The PC2e class was supposed to improve upon the PC1 class by addressing the fact that after engine failure on a twin the surviving engine does not provide its emergency power instantaneously. PC2e aims to ensure that, if one engine fails, the helicopter will not land hard or strike the helipad’s edge.
With PC2e, however, some other safety margins are reduced. For example, compared with PC1, PC2e allows a shorter distance between the tail and the helipad’s edge when the helicopter flies away.
PC1 might be more attractive than PC2e were it not for the fact that the helicopter must remain lightly loaded to conform with PC1, thus limiting payload.

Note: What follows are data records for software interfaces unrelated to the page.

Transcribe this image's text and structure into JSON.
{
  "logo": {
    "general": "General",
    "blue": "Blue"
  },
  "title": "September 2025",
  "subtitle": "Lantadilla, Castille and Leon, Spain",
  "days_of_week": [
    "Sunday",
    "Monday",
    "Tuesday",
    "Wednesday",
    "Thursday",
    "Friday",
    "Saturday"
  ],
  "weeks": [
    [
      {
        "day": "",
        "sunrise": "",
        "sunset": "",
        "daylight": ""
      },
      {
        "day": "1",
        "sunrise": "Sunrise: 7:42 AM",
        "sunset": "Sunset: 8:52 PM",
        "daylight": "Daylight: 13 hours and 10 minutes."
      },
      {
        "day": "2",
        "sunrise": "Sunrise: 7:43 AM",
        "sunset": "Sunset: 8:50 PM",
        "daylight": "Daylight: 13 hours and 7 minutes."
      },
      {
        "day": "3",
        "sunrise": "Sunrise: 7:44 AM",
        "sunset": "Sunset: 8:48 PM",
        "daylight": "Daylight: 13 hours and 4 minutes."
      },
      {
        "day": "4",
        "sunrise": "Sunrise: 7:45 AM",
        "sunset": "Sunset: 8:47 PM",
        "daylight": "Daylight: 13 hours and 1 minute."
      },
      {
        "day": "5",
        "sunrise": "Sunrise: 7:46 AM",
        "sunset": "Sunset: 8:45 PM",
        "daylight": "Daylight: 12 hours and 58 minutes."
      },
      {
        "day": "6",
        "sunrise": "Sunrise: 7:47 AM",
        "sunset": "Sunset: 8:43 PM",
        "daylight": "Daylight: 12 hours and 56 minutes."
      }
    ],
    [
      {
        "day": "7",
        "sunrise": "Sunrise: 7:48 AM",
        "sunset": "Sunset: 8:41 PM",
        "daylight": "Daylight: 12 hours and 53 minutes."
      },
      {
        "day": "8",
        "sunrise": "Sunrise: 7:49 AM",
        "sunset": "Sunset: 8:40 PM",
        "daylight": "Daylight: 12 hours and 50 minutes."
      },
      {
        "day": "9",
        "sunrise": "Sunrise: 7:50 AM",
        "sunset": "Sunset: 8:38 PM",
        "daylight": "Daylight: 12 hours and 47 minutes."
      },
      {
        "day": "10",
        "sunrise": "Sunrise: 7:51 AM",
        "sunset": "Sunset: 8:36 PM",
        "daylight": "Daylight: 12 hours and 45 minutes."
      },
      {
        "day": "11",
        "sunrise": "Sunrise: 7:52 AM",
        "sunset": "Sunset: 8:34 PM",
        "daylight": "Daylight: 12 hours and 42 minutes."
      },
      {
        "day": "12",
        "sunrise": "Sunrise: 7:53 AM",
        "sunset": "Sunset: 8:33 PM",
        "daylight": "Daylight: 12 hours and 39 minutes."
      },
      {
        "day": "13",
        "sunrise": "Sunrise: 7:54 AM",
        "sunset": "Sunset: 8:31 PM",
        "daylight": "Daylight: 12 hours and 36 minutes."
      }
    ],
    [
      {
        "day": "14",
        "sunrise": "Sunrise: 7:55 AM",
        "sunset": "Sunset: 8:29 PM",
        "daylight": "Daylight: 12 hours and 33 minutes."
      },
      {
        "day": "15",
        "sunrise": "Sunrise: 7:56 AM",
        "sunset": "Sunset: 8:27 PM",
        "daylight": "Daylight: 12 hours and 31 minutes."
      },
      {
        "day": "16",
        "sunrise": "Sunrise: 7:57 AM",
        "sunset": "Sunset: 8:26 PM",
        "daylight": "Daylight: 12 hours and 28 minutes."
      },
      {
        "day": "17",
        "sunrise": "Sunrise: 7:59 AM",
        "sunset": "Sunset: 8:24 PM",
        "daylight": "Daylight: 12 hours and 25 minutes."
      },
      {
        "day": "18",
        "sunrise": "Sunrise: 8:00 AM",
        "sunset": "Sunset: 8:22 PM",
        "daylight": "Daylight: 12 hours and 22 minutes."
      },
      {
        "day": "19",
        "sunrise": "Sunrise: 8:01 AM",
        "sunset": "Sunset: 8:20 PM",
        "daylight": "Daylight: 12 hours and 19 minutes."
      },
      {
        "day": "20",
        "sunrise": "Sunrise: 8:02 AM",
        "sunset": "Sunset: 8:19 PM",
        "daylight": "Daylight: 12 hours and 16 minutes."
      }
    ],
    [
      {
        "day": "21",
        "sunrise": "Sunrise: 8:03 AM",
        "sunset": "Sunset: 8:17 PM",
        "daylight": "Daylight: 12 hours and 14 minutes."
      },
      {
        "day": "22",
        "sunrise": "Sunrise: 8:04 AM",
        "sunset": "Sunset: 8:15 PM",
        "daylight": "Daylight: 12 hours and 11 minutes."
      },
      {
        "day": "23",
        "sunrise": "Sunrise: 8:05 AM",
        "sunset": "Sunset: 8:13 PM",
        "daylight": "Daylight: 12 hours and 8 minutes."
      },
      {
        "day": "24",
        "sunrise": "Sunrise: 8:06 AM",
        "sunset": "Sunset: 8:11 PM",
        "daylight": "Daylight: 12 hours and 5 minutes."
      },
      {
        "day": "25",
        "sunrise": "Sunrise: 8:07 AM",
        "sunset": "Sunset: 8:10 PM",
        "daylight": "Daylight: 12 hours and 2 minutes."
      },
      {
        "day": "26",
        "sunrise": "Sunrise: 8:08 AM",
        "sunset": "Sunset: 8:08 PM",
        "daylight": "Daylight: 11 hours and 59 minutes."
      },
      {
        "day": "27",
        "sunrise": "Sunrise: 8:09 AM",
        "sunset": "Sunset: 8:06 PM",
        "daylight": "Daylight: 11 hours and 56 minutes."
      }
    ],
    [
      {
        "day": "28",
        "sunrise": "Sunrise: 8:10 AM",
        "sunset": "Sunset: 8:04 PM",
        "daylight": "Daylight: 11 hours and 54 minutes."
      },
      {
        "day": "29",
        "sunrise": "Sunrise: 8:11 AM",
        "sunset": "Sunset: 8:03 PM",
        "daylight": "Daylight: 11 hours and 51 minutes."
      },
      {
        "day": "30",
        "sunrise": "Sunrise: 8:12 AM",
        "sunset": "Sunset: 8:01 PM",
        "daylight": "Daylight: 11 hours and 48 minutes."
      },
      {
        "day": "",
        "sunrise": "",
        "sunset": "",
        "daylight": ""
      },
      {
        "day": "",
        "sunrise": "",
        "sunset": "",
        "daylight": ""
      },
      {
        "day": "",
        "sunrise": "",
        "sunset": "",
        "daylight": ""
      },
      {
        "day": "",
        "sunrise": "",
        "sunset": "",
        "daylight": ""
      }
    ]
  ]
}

With these drawbacks in mind, Eurocopter has conceived PC2 DLE after establishing a working group to develop a takeoff and landing procedure that takes into account “all external and material factors.”
The airframer developed the PC2 DLE procedure in collaboration with “oil companies, regulatory authorities and major oil-and-gas operators such as Bond, Bristow and CHC.” It determines the period of exposure during takeoff (from zero to nine seconds) depending on platform height, aircraft weight, outside air temperature, wind and so on.
The operator can choose to keep the 30-foot requirement or it may adopt a “climb to 15 feet and fly away” procedure. It can choose its exposure-time-versus-payload compromise. Bruniaux said exposure time will most often be close to zero.
“This is consistent with the philosophy of safety management systems: giving responsibilities to the operator,” Bruniaux said. He also emphasized that the exposure times should be seen as maximums. “The remaining engine often provides more power than the guaranteed minimum,” he explained. And the power loss in an engine failure is not instantaneous.
The PC2 DLE is expected to comply with the in-the-works EASA OPS 3 regulation in Europe.
It is now offered to operators in the form of an appendix to the flight manual, already available for the EC155 and the EC225. An operator may use it if its national aviation authority agrees. The OGP oil industry is working with Eurocopter and other manufacturers to agree on extending the new performance class to makes other than Eurocopter.